“There was a primness, not to say stiffness, in his carriage; a degree of measured, and if I may so express it, of rectangular precision, attending his every movement.”

A friend whispers a few words in the narrator’s ear about the General’s reputation for courage:
“Showed that, I should say, to some purpose, in the late tremendous swamp-fight with the Bugaboo and Kickapoo Indians. Bless my soul – blood and thunder and all that – prodigies of valor – heard of him, of course? You know, he’s the man –“ And here comes the first of many interruptions in the middle of this particular phrase, and the solution to the mystery remains unspoken.

The narrator gets a chance to chat with the General himself, who turns out to be a most fluent talker and a man of the greatest general information, one of whose favorite topics is the “truly useful mechanical contrivances daily springing up like mushrooms — or grasshoppers – around us.” But what happened during the Bugaboo and Kickapoo campaigns is left unsaid.

The narrator plies his inquiries among his other acquaintances, all of whom remark on the savageries of the Indians and the progress of mechanical invention, but who are always interrupted after the words “why, he’s the man…” – until the frustrated narrator calls on the General directly at his residence.
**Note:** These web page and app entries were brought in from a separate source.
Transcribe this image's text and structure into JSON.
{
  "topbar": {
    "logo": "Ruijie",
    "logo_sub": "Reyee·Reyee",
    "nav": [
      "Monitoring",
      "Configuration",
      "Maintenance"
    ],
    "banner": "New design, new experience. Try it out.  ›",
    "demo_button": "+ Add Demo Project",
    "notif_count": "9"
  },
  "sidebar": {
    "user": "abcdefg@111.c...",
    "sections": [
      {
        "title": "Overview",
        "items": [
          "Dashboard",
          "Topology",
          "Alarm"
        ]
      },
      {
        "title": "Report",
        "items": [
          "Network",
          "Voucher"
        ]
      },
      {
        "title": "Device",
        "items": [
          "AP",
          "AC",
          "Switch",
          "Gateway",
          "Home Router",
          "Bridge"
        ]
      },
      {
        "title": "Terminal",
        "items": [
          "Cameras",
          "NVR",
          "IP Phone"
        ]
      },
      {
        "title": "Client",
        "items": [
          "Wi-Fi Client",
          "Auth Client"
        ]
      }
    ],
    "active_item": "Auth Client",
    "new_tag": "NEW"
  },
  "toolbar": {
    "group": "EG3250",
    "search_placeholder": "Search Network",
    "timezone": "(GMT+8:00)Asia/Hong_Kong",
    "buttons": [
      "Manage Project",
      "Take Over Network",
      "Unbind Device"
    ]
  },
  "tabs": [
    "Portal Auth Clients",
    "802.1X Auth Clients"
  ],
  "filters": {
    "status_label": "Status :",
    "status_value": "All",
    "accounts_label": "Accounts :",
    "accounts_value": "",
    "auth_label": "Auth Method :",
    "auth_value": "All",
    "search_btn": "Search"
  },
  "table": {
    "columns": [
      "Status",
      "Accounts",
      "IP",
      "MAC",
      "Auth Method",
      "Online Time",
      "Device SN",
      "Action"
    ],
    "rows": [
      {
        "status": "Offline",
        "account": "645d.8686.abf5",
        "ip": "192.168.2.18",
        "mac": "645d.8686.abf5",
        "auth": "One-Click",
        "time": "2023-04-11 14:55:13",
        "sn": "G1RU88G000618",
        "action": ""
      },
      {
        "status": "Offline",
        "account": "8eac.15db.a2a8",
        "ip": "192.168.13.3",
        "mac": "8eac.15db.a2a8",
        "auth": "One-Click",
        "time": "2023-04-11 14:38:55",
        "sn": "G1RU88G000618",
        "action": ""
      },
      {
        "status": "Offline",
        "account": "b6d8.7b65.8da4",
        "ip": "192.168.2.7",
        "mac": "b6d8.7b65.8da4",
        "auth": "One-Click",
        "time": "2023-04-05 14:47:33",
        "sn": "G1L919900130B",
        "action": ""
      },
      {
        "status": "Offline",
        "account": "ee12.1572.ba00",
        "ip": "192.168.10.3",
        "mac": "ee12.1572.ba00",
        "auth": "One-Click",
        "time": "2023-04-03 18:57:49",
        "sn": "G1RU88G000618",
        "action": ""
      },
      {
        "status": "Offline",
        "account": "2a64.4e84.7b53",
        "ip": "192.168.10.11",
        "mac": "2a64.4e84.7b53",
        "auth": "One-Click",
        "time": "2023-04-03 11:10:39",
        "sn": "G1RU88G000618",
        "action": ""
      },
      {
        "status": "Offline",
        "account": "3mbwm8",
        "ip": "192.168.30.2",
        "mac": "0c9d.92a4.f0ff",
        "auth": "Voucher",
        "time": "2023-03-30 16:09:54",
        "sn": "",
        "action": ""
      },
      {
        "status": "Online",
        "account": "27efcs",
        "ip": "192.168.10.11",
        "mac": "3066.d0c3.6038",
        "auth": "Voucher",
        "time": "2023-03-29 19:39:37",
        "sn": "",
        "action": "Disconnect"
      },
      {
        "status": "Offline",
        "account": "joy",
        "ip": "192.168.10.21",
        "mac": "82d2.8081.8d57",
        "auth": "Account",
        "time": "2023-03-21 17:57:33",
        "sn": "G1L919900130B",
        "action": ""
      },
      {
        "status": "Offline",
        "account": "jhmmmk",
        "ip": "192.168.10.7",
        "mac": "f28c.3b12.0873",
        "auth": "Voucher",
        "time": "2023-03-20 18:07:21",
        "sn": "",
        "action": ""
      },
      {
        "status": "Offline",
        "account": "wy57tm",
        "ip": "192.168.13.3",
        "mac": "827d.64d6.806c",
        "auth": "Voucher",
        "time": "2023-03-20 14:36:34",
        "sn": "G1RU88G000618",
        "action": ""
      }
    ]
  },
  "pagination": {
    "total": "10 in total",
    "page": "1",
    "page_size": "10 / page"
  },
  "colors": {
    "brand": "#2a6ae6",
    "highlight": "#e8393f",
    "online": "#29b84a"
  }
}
Pleading urgent business, he is shown into the bedroom as the General is about to dress, or rather be dressed by his valet.

But the General is not in sight, and when the impatient visitor kicks a “large and odd-looking bundle” on the floor, a voice “between a squeak and a whistle” protests the indignity, then orders, “Pompey, bring me that leg.” The servant brings over a “capital cork leg” and screws it in.

As the strange voice reflects on the “bloody action” of the Bugaboo and Kickapoo affair, where a man shouldn’t think of “coming off with a mere scratch,” the voice also asks for his other parts to be brought and attached, and so they are, like “the drawing on of a stocking.” Meanwhile, this artificial man-in-progress offers medical endorsements. “Thomas is decidedly the best hand at a cork leg, but if you ever want an arm, my dear fellow, you must really let me recommend you to Bishop.” And so it goes through hair and teeth and eyes (because “those Kickapoos are not so very slow at a gouge”), as the narrator watches in astonishment.

The final touch is “a singular looking machine” that is inserted into the General’s mouth. Immediately come the words, delivered in a voice of “melody and strength,” “Damn the vagabonds! They not only knocked in the roof of my mouth, but took the trouble to cut off at least seven-eighths of my tongue. There isn’t Bonfanti’s equal, however, in America, for really good articles of this description.” The mystery now solved, the narrator spells it out for us: “Brevet-Brigadier General John A.B.C. Smith was the man – was the man who was used up.”

Literature is equipment for living, said Kenneth Burke. No surgery required. Having now put myself in the General’s shoes, I don’t feel so bad. It’s just a used up hip. Lighthart will make me a new one.

a tag line about Phil goes here